Playground at Camp 5 
View from the caboose cupola
On our ride from the Laona station to Camp 5 (a site listed on the National Register of Historic Places) we sat in the Open Car. Thanks to the Plexiglass shielding we were able to enjoy a view of the engine pushing us backwards to the camp without experiencing the grit that would have been a feature of steam travel in days gone by. Two coach passenger cars were an option for riders as well, as two -- yes, two -- bright yellow cabooses. The ride lasted not much more than 10 minutes, but it wound through beautiful woods, across level crossings and a lake-side bridge, finally ending in the picturesque Camp 5. During our two-hour visit, our middle-child was rewarded for her train tolerance with a visit to the Animal Petting Corral where she and her brothers were able to pet kittens, hold bunnies, and get close to goats, pigs, chickens and a calf. Everyone enjoyed also wandering through the forestry museum -- nothing like seeing the real tools of actual loggers to put that Paul Bunyan Cook Shanty breakfast into perspective. Of course, no matter where we go, the kids always like the park the best, so the playground next to the "Choo-Choo Hut" cafe could have entertained them for hours. When it was time say goodbye to Camp 5, the kids skipped over the passenger cars in favor of a caboose seat, willing to wait 20 minutes in the cupola to hold their places up high and mastering the art of small talk with other kids doing the very same thing.
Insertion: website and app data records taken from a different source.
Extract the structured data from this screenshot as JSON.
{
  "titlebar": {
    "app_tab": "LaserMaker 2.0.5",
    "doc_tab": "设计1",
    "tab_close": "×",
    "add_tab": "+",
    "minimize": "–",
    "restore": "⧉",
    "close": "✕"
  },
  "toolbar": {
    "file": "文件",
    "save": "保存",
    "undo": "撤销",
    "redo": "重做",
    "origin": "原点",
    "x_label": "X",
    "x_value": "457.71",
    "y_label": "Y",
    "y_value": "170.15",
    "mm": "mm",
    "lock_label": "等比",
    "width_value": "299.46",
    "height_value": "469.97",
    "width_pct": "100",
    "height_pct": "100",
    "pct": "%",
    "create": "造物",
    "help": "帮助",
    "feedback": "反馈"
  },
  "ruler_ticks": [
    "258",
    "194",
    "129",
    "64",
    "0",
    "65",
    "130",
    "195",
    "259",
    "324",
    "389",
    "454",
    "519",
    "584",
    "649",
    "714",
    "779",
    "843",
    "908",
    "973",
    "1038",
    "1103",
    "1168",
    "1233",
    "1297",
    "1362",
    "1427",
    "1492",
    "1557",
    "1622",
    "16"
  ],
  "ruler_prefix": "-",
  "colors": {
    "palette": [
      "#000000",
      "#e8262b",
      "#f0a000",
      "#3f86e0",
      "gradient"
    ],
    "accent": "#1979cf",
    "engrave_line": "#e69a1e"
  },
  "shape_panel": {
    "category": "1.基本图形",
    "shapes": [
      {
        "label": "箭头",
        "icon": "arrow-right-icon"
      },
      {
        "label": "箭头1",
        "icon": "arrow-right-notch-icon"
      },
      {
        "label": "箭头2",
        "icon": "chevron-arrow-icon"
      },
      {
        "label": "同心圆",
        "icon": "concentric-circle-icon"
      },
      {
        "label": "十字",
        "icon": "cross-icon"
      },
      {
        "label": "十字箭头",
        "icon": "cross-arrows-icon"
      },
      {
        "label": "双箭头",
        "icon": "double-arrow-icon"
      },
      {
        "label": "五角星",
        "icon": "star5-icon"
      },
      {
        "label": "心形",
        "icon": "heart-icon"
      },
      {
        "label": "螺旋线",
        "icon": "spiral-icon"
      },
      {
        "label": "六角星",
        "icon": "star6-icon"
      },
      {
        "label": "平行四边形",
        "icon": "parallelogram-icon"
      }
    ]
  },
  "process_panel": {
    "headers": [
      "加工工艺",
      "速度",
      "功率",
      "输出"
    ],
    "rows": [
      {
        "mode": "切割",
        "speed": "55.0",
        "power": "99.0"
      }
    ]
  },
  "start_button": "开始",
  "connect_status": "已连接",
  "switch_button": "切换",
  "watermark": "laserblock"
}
After we returned to the station and spent some time gazing at the train from the safety of a conveniently placed swing set, we pulled out of the parking lot with a send-off blow of the train whistle and a wave from the locomotive's engineer.

Cabooses!


After disembarking from the return trip,
 children took turns tooting the steam whistle

RHINELANDER
"Steam Hauler" for pulling sleighs loaded with logs
Our final train trek took us to Pioneer Park in Rhinelander. According to the museum docents who welcomed us, most kids head straight to the same place mine dashed upon entering the grounds: the Rhinelander Railroad Museum and Model Railroad. Its focal point is the circa 1890 Soo Line depot, which features four rooms of railroad memorabilia, including telegraph equipment that my 2-year old found most compelling. The Rhinelander Rail Association operates the model railroad layout on the lower level, providing a glimpse of the community's history as the rail lines and town centers would have appeared in the early twentieth century.   

Model train display by the Rhinelander Rail Association
Part of a mural outside the Firebarn. 
Outside the depot, visitors may inspect the 1925 narrow gauge steam engine and a passenger car from the Thunder Lake Lumber Company, a caboose from the Soo Line Railroad, a signal tower, and many other equipment pieces. Kids can walk through the caboose, but at this time the passenger car is being restored and is not open for inside visits. Due to the age of the equipment, climbing on the locomotive is also forbidden, however, a museum brochure points to the cow catcher on the front of the engine as a fine place for posed photos. (While there, take note of the narrowness of the narrow-gauge tracks: just 36 inches apart, compared to the 56 inches between the rails of standard trains.) 

"Number 5," a narrow-gauge locomotive
This museum also features several additional exhibits depicting the varied history of the region and diverse interests of guests. Other sites include a sawmill, one-room school house, Civilian Conservation Corps camp building, restored fire engines, blacksmith shop, boating museum, logging displays, and a gift shop. Aside from the trains, my kids were most engaged by the school house with its sand table and collection of rubber stamps -- apparently children across the generations enjoy spending their free time at school in similar ways. 

After visiting the Hodag in the gift shop -- Babe the Blue Ox isn't the only mysterious creature of the northwoods -- we were begged yet again to head for the playground next to the museum for some running, climbing, and sliding. It was the end of the line our train adventures. We needed a day of playing in the woods and the lake before saying "All aboard" to the family van and heading home.  



Soo Line Caboose from the 1880s